**What you should do:** Quote all entries exactly, leaving pictures aside.

**Dataset entries:**
● ● ● ●

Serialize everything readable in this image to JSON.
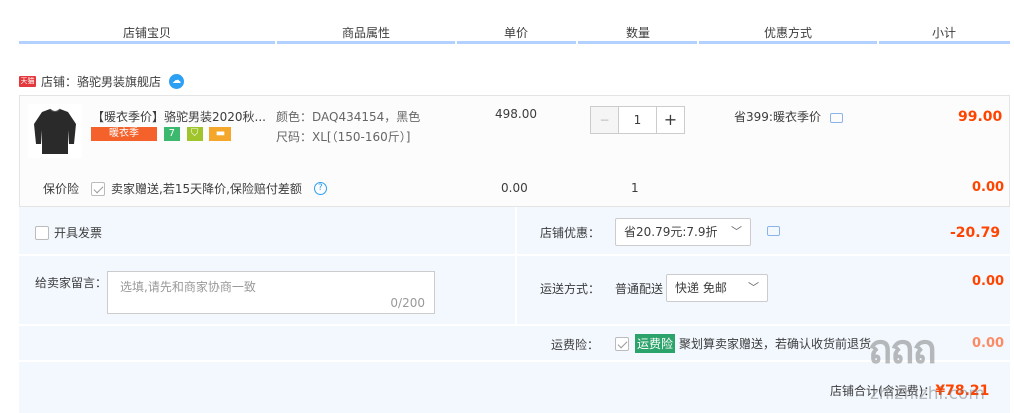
{
  "header": {
    "columns": [
      "店铺宝贝",
      "商品属性",
      "单价",
      "数量",
      "优惠方式",
      "小计"
    ]
  },
  "shop": {
    "badge": "天猫",
    "name": "店铺：骆驼男装旗舰店",
    "chat_icon": "wangwang-icon"
  },
  "item": {
    "title": "【暖衣季价】骆驼男装2020秋...",
    "tags": [
      {
        "text": "暖衣季",
        "color": "#f5612b"
      },
      {
        "text": "7",
        "color": "#3cb86f"
      },
      {
        "text": "",
        "color": "#a0c42c"
      },
      {
        "text": "",
        "color": "#f5a72b"
      }
    ],
    "color_attr": "颜色：DAQ434154，黑色",
    "size_attr": "尺码：XL[（150-160斤）]",
    "price": "498.00",
    "quantity": "1",
    "qty_minus": "−",
    "qty_plus": "+",
    "discount": "省399:暖衣季价",
    "subtotal": "99.00"
  },
  "insurance": {
    "label": "保价险",
    "desc": "卖家赠送,若15天降价,保险赔付差额",
    "price": "0.00",
    "quantity": "1",
    "subtotal": "0.00"
  },
  "invoice": {
    "label": "开具发票"
  },
  "shop_discount": {
    "label": "店铺优惠：",
    "selected": "省20.79元:7.9折",
    "amount": "-20.79"
  },
  "message": {
    "label": "给卖家留言：",
    "placeholder": "选填,请先和商家协商一致",
    "counter": "0/200"
  },
  "shipping": {
    "label": "运送方式：",
    "method": "普通配送",
    "selected": "快递 免邮",
    "amount": "0.00"
  },
  "freight_insurance": {
    "label": "运费险：",
    "badge": "运费险",
    "desc": "聚划算卖家赠送，若确认收货前退货",
    "amount": "0.00"
  },
  "total": {
    "label": "店铺合计(含运费)：",
    "amount": "¥78.21"
  },
  "watermark": {
    "text": "zhizhizhi.com"
  }
}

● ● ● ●

**Response:**
Serialize everything readable in this image to JSON.
{
  "header": {
    "columns": [
      "店铺宝贝",
      "商品属性",
      "单价",
      "数量",
      "优惠方式",
      "小计"
    ]
  },
  "shop": {
    "badge": "天猫",
    "name": "店铺：骆驼男装旗舰店",
    "chat_icon": "wangwang-icon"
  },
  "item": {
    "title": "【暖衣季价】骆驼男装2020秋...",
    "tags": [
      {
        "text": "暖衣季",
        "color": "#f5612b"
      },
      {
        "text": "7",
        "color": "#3cb86f"
      },
      {
        "text": "",
        "color": "#a0c42c"
      },
      {
        "text": "",
        "color": "#f5a72b"
      }
    ],
    "color_attr": "颜色：DAQ434154，黑色",
    "size_attr": "尺码：XL[（150-160斤）]",
    "price": "498.00",
    "quantity": "1",
    "qty_minus": "−",
    "qty_plus": "+",
    "discount": "省399:暖衣季价",
    "subtotal": "99.00"
  },
  "insurance": {
    "label": "保价险",
    "desc": "卖家赠送,若15天降价,保险赔付差额",
    "price": "0.00",
    "quantity": "1",
    "subtotal": "0.00"
  },
  "invoice": {
    "label": "开具发票"
  },
  "shop_discount": {
    "label": "店铺优惠：",
    "selected": "省20.79元:7.9折",
    "amount": "-20.79"
  },
  "message": {
    "label": "给卖家留言：",
    "placeholder": "选填,请先和商家协商一致",
    "counter": "0/200"
  },
  "shipping": {
    "label": "运送方式：",
    "method": "普通配送",
    "selected": "快递 免邮",
    "amount": "0.00"
  },
  "freight_insurance": {
    "label": "运费险：",
    "badge": "运费险",
    "desc": "聚划算卖家赠送，若确认收货前退货",
    "amount": "0.00"
  },
  "total": {
    "label": "店铺合计(含运费)：",
    "amount": "¥78.21"
  },
  "watermark": {
    "text": "zhizhizhi.com"
  }
}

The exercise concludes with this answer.